LBB> What role does data play in all of that? And how do you make sure you're getting accurate data to help you make decisions?
David> I used to work for a direct marketing business and data was the big driver, however nowadays the sheer amount of data produced by one individual consumer, in one day, boggles the mind. So the question I always ask is what lens, what organisational structure, are you going to put over that data to allow you to see insights clearly and in what time frame.
In the creative production world much of our data is based on cost, time, resource, workflow. The customer data tends to be managed by other parts of the ecosystem but with real-time advertising and personalisation that is changing. Getting accurate business data is sometimes hard and getting it in a digestible form is something that people struggle with. So I ask my teams for are graphic representations of data and data visualisation that allows you to see trends more easily.
LBB> How would you characterise the talent pool as you see it right now, both in London and on a more global scale – are there any problems you think need to be addressed here?
David> We do struggle to recruit the right kind of people as we do like polymaths! There is a growing trend to freelancing particularly in the digital sphere and this also has an inflationary effect and in turn then drives you to look at moving the work to lower cost locations. The world economy is changing faster than I think anyone realises so the work people do, where they do it and how, is changing.
If you look at entrepreneurs today – when they start they are all over producing their own content, writing their own social posts, configuring their own websites, managing their own PPC and media and are much more generalist in their approach. People leaving college will look at our industry and expect to do more than just manage one discipline of the media production business. We can’t put people in boxes and expect them to stay there. We have always been a diverse International bunch at Hogarth but I think we need even more diverse media backgrounds and career paths to stop us becoming institutionalised by the old agency world.

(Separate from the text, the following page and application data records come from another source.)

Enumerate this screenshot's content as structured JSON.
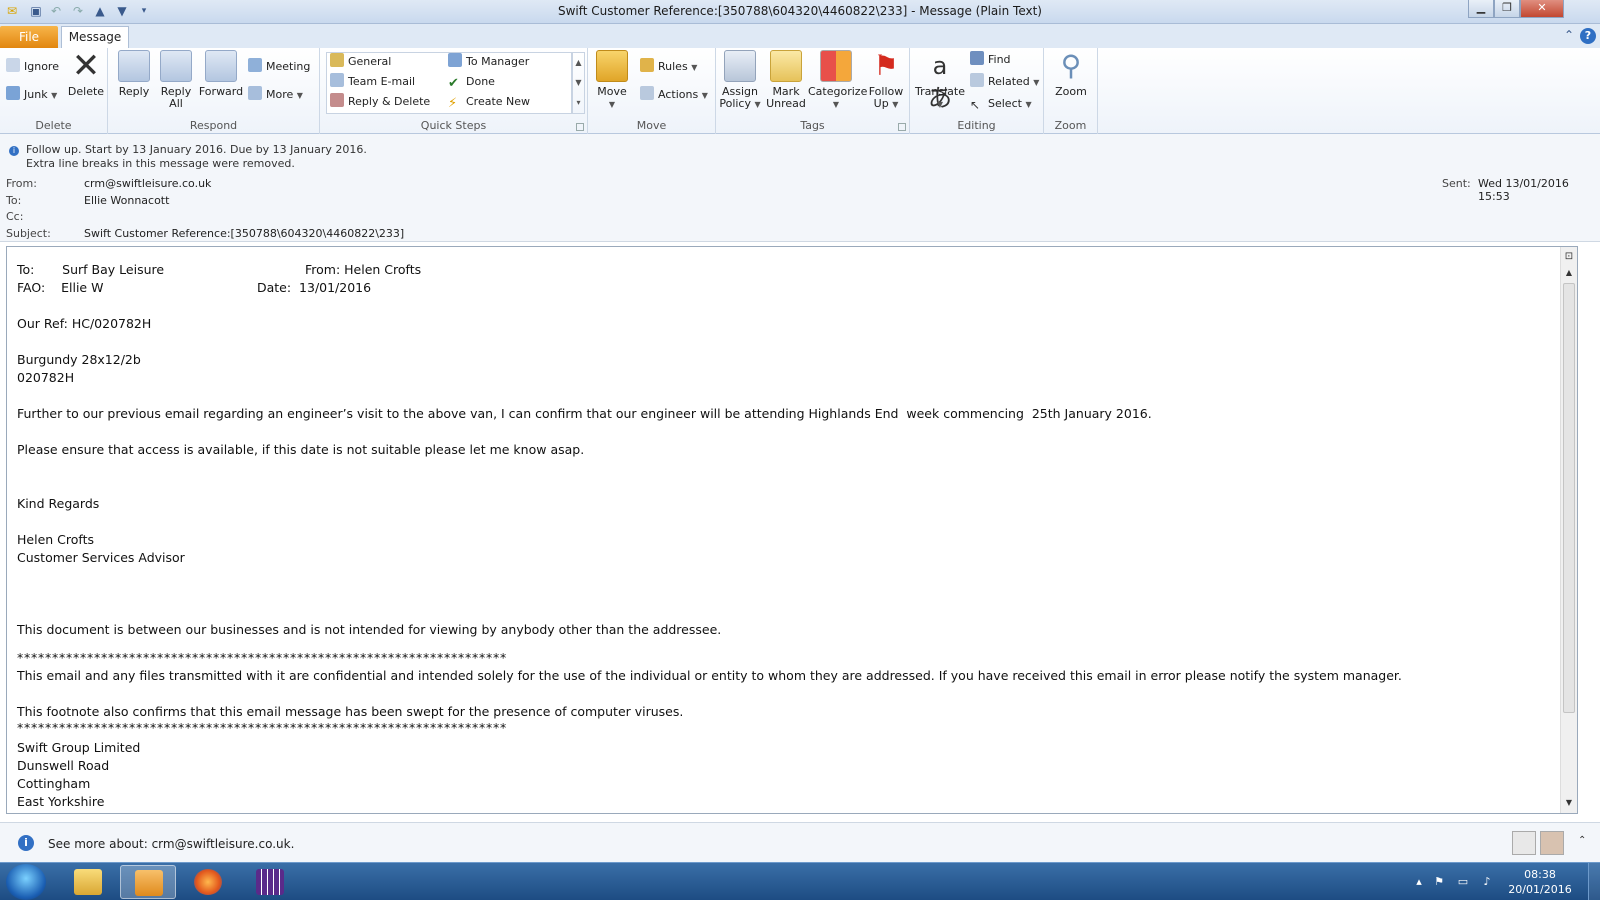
{
  "window": {
    "title": "Swift Customer Reference:[350788\\604320\\4460822\\233]  -  Message (Plain Text)"
  },
  "tabs": {
    "file": "File",
    "message": "Message"
  },
  "ribbon": {
    "delete_group": {
      "label": "Delete",
      "ignore": "Ignore",
      "junk": "Junk",
      "delete": "Delete"
    },
    "respond_group": {
      "label": "Respond",
      "reply": "Reply",
      "reply_all_1": "Reply",
      "reply_all_2": "All",
      "forward": "Forward",
      "meeting": "Meeting",
      "more": "More"
    },
    "quicksteps_group": {
      "label": "Quick Steps",
      "items": [
        "General",
        "Team E-mail",
        "Reply & Delete",
        "To Manager",
        "Done",
        "Create New"
      ]
    },
    "move_group": {
      "label": "Move",
      "move": "Move",
      "rules": "Rules",
      "actions": "Actions"
    },
    "tags_group": {
      "label": "Tags",
      "assign_1": "Assign",
      "assign_2": "Policy",
      "mark_1": "Mark",
      "mark_2": "Unread",
      "categorize": "Categorize",
      "follow_1": "Follow",
      "follow_2": "Up"
    },
    "editing_group": {
      "label": "Editing",
      "translate": "Translate",
      "find": "Find",
      "related": "Related",
      "select": "Select"
    },
    "zoom_group": {
      "label": "Zoom",
      "zoom": "Zoom"
    }
  },
  "info": {
    "line1": "Follow up.  Start by 13 January 2016.  Due by 13 January 2016.",
    "line2": "Extra line breaks in this message were removed."
  },
  "header": {
    "from_label": "From:",
    "from_value": "crm@swiftleisure.co.uk",
    "to_label": "To:",
    "to_value": "Ellie Wonnacott",
    "cc_label": "Cc:",
    "cc_value": "",
    "subject_label": "Subject:",
    "subject_value": "Swift Customer Reference:[350788\\604320\\4460822\\233]",
    "sent_label": "Sent:",
    "sent_value": "Wed 13/01/2016 15:53"
  },
  "body": {
    "to_line": "To:       Surf Bay Leisure",
    "from_line": "From: Helen Crofts",
    "fao_line": "FAO:    Ellie W",
    "date_line": "Date:  13/01/2016",
    "ref": "Our Ref: HC/020782H",
    "van": "Burgundy 28x12/2b",
    "van_ref": "020782H",
    "para1": "Further to our previous email regarding an engineer’s visit to the above van, I can confirm that our engineer will be attending Highlands End  week commencing  25th January 2016.",
    "para2": "Please ensure that access is available, if this date is not suitable please let me know asap.",
    "regards": "Kind Regards",
    "sig_name": "Helen Crofts",
    "sig_title": "Customer Services Advisor",
    "notice": "This document is between our businesses and is not intended for viewing by anybody other than the addressee.",
    "stars": "**********************************************************************",
    "confidential": "This email and any files transmitted with it are confidential and intended solely for the use of the individual or entity to whom they are addressed. If you have received this email in error please notify the system manager.",
    "footnote": "This footnote also confirms that this email message has been swept for the presence of computer viruses.",
    "addr1": "Swift Group Limited",
    "addr2": "Dunswell Road",
    "addr3": "Cottingham",
    "addr4": "East Yorkshire"
  },
  "people": {
    "see_more": "See more about: crm@swiftleisure.co.uk."
  },
  "taskbar": {
    "time": "08:38",
    "date": "20/01/2016"
  },
  "colors": {
    "accent": "#2f6fc3",
    "file_tab": "#e2860f",
    "taskbar": "#1d4c83"
  }
}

LBB> Hogarth was recently announced as part of the cross-company team that will take on the new VW business. How do you see your role in that moving forward?
David> I used to work on VW at Proximity and it’s a great brand. WPP has a unique opportunity with that client. We will be supporting the WPP team across many parts of the business but it’s early days but our engines are running.
LBB> WPP has been through a period of drastic change over the past year. How has that impacted Hogarth and your place in the business landscape?
David> We were lucky in some ways as there were not too many competing WPP businesses in our sector and we talked about ourselves as the horizontal production ‘backbone for WPP’ across agency brands so our agency partnerships are changing fast in a good way to being multimedia content production hubs – for the likes of Wunderman Thompson, VMLY&R and Ogilvy. So there is a lot of change both at WPP and closer to home but change is a constant and you have to roll with it I guess.
LBB> What do you do outside of work to keep your fires stoked? (I saw a tweet about the Beastie Boys' Licensed to Ill. Hip hop fan?)
David> I mainly like to be outdoors all the time at weekends with my family and dogs. This year I am planning on surfing more and better, more exercise, more yoga. My family are avoiding supermarket meat and associated packaging (still eating meat, but healthier, better managed animals). Music – yes as a result of listening to too much old school hip hop with my son – he now fires a whole lot of lyrics back at me, better than I ever could, which is really annoying!